October 31, 2011
An experiment developed by NASA's Jet Propulsion Laboratory, Pasadena, Calif., to test technology for future NASA Earth science missions was aboard one of five small "CubeSat" research satellites that hitched a ride to orbit Oct. 28 with NASA's newest Earth-observing satellite, the National Polar-orbiting Operational Environmental Satellite System Preparatory Project, or NPP.
NPP, which successfully launched aboard a Delta II rocket from California's Vandenberg Air Force Base, will provide critical data to help scientists understand the dynamics of long-term climate patterns and help meteorologists improve short-term weather forecasts. A little more than an hour and a half after launch, the Delta II deployed the five auxiliary CubeSat payloads, which are the third installment of a series of NASA Educational Launch of Nanosatellite missions, also known as ELaNa III.
JPL's experiment is aboard a University of Michigan-created CubeSat called the Michigan Multipurpose Mini-satellite/CubeSat On-board processing Validation Experiment, or M-Cubed/COVE. M-Cubed's mission is to obtain mid-resolution color imagery of Earth's surface and to carry COVE. COVE will validate an image processing algorithm designed for use in a science instrument planned for a next-generation satellite mission to survey the impacts of aerosols and clouds on global climate change. The instrument, called the Multiangle Spectro-Polarimetric Imager, or MSPI, is a multi-directional, multi-wavelength, high-accuracy polarization camera system that is a follow-on instrument to the JPL-developed Multi-angle Imaging SpectroRadiometer (MISR) instrument aboard NASA's Terra spacecraft. A prototype MSPI camera, known as AirMSPI, flies aboard NASA's ER-2 high-altitude aircraft and also includes the specialized processor that is flying aboard COVE. M-Cubed/COVE and MSPI development are sponsored by NASA's Earth Science Technology Office in Washington.

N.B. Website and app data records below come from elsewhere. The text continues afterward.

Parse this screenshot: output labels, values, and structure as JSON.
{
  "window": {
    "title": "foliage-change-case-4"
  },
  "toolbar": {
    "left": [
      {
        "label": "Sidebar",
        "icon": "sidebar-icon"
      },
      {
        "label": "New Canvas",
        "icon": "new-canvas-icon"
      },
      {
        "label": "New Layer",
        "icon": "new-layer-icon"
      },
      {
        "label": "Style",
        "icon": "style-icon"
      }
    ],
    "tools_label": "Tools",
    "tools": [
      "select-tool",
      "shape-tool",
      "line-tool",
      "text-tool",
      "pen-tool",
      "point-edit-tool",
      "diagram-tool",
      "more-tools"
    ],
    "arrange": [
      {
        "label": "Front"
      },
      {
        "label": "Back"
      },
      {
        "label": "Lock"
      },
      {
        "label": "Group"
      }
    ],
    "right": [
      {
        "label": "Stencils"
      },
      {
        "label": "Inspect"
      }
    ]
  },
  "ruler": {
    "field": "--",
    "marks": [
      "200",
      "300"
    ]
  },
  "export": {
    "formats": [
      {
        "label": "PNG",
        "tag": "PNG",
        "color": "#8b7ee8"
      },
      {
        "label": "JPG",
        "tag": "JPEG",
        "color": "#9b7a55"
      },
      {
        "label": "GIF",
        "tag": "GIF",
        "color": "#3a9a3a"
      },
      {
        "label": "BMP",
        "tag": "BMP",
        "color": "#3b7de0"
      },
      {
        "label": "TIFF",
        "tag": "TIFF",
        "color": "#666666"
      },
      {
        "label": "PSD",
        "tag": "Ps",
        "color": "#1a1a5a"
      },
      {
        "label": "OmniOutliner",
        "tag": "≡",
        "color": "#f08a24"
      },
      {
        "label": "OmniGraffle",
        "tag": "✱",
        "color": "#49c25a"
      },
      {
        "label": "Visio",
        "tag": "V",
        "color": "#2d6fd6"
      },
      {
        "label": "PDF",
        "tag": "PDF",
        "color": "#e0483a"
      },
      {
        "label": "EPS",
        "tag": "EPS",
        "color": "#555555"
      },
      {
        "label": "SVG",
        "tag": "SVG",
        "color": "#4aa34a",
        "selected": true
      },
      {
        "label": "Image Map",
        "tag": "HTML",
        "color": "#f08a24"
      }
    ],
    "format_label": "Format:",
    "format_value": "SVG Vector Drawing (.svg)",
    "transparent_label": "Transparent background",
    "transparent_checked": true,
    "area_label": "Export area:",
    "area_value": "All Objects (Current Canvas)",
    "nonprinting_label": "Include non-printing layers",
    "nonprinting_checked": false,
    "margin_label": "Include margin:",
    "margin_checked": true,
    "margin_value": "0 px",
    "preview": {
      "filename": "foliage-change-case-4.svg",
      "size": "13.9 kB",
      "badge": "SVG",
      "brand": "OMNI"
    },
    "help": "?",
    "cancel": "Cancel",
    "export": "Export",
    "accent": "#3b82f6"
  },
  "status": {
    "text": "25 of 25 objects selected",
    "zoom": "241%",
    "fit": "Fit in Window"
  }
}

MSPI is a candidate instrument for NASA's Aerosol-Cloud-Ecosystem (ACE) mission, an Earth satellite recommended by the National Research Council in its 2007 Earth Sciences Decadal Survey. ACE mission objectives include characterizing the role of aerosols in changing Earth's energy balance (the balance between incoming solar energy and outgoing heat from Earth), especially their impact on precipitation and cloud formation.
The COVE technology validation experiment, which is designed to last at least six months, will feature the first in-space application of a new radiation-hardened field-programmable gate array (FPGA) processor. COVE will advance technology required for real-time, high-data-rate instrument processing relevant to future Earth science missions.
M-Cubed/COVE successfully deployed from the first of three Poly Picosatellite Orbital Deployers aboard the Delta II rocket, and mission controllers at the University of Michigan have acquired a signal. The JPL/Michigan team is now tracking M-Cubed's signal and working to acquire data. Once nominal CubeSat operations are established, the team will then turn on JPL's COVE experiment and begin acquiring data from it.
For more information about M-Cubed/COVE, visit: http://umcubed.org/ . For more information about the ELaNa III mission, visit: http://go.nasa.gov/tgbuVn . For more on AirMSPI, visit: http://airbornescience.jpl.nasa.gov/airmspi/ . For more about NPP, visit: http://www.nasa.gov/npp .
JPL is a division of the California Institute of Technology in Pasadena.
Alan Buis 818-354-0474
Jet Propulsion Laboratory, Pasadena, Calif.